> **WHAT TO PRODUCE**:
Leaving out the pictures, copy each record below exactly.

> **DATA SHOWN**:
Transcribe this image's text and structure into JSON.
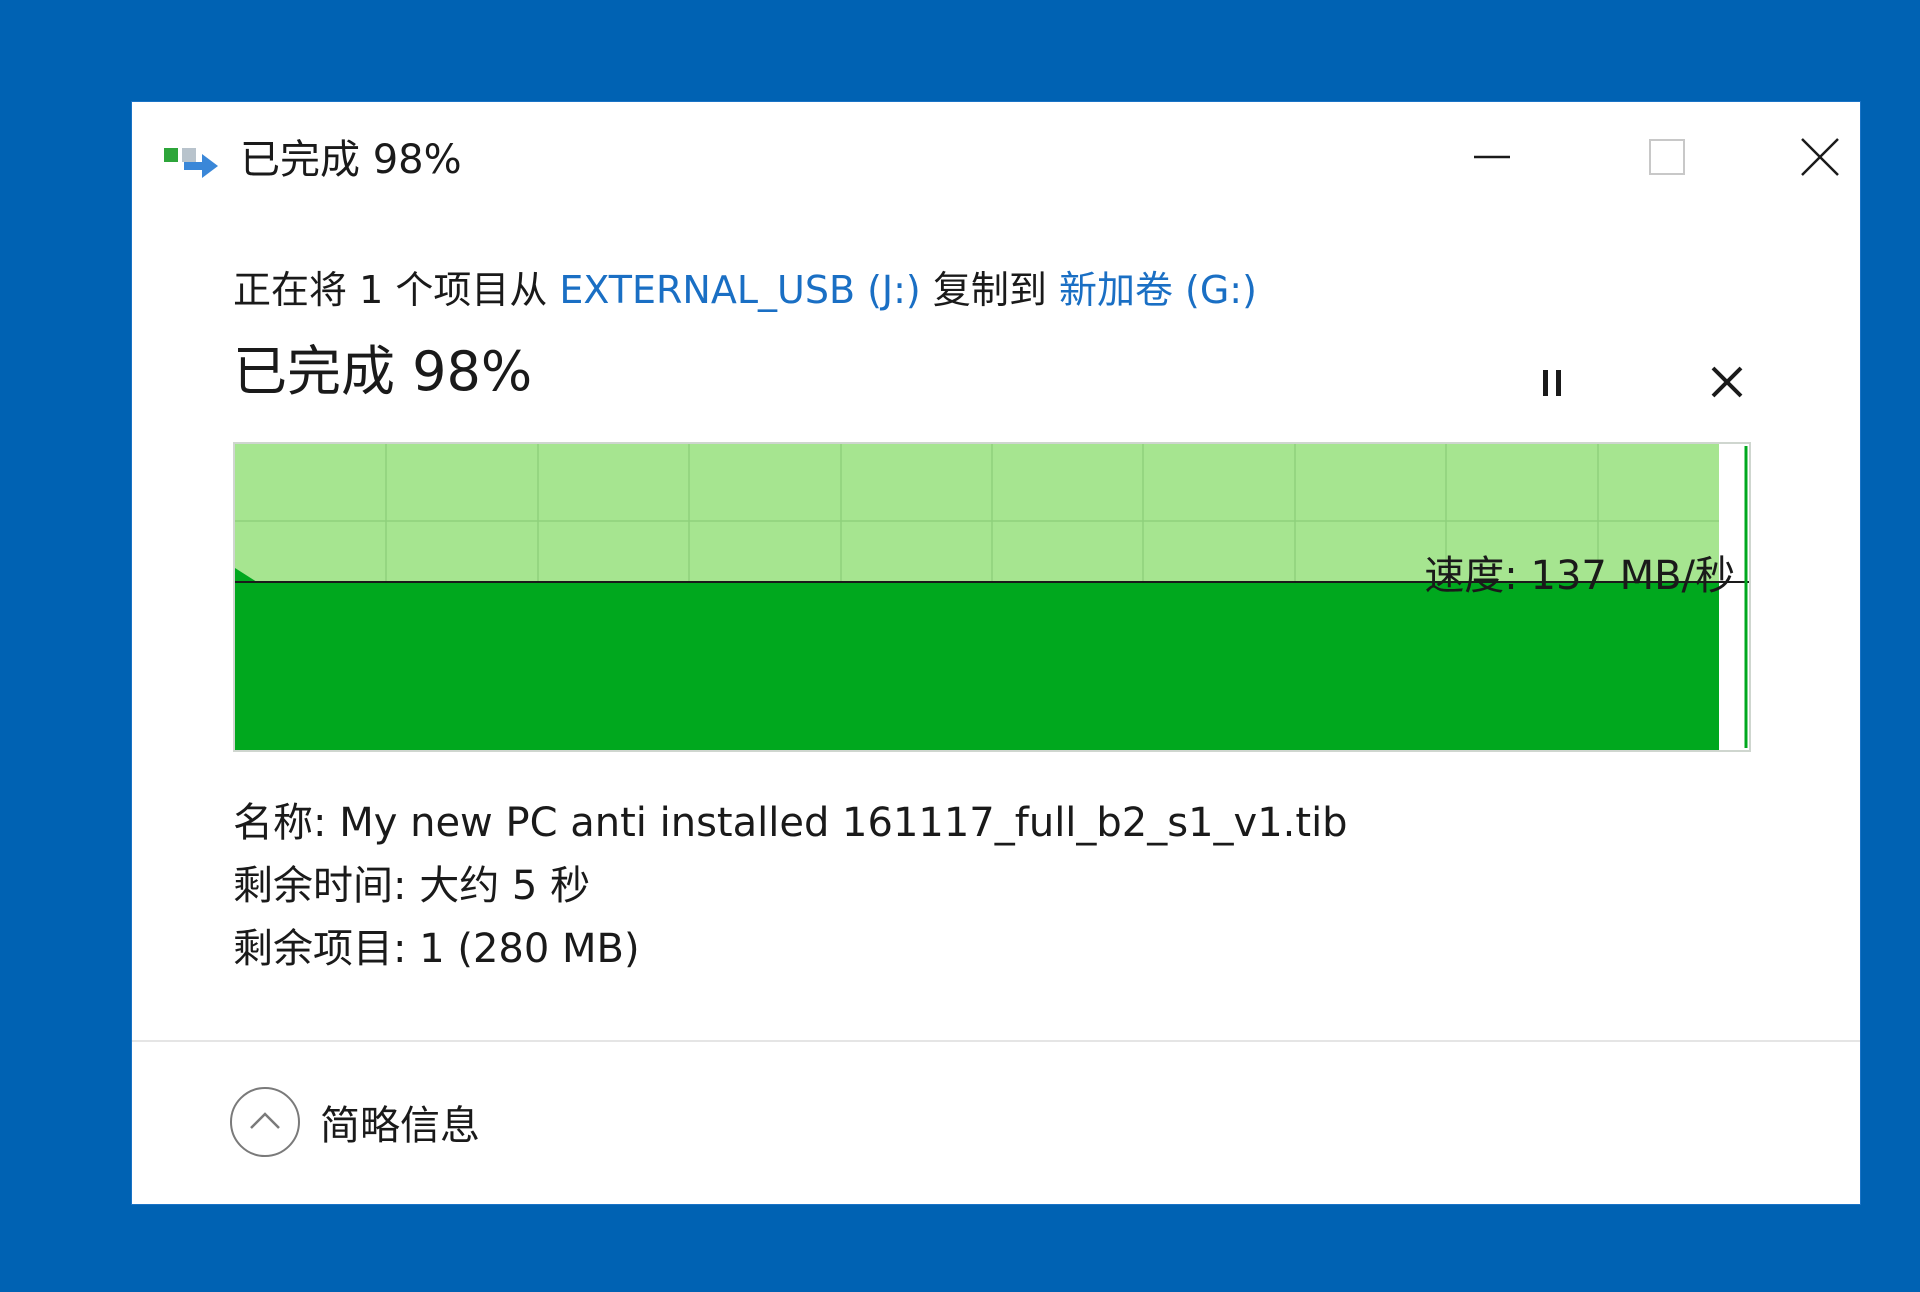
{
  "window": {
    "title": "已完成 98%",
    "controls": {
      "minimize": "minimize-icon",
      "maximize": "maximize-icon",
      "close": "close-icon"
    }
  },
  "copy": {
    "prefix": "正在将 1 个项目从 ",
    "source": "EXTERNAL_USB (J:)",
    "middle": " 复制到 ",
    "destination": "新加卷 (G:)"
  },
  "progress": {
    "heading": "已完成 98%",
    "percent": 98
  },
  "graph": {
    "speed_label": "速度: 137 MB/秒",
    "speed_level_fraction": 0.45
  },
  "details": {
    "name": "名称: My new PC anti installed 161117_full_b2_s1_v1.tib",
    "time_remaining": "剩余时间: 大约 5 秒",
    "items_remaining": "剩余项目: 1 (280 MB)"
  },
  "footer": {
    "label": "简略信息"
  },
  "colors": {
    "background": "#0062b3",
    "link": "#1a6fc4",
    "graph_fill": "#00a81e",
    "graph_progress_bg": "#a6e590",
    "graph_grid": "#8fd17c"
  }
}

> **REPLY TO THE EXERCISE**:
Transcribe this image's text and structure into JSON.
{
  "window": {
    "title": "已完成 98%",
    "controls": {
      "minimize": "minimize-icon",
      "maximize": "maximize-icon",
      "close": "close-icon"
    }
  },
  "copy": {
    "prefix": "正在将 1 个项目从 ",
    "source": "EXTERNAL_USB (J:)",
    "middle": " 复制到 ",
    "destination": "新加卷 (G:)"
  },
  "progress": {
    "heading": "已完成 98%",
    "percent": 98
  },
  "graph": {
    "speed_label": "速度: 137 MB/秒",
    "speed_level_fraction": 0.45
  },
  "details": {
    "name": "名称: My new PC anti installed 161117_full_b2_s1_v1.tib",
    "time_remaining": "剩余时间: 大约 5 秒",
    "items_remaining": "剩余项目: 1 (280 MB)"
  },
  "footer": {
    "label": "简略信息"
  },
  "colors": {
    "background": "#0062b3",
    "link": "#1a6fc4",
    "graph_fill": "#00a81e",
    "graph_progress_bg": "#a6e590",
    "graph_grid": "#8fd17c"
  }
}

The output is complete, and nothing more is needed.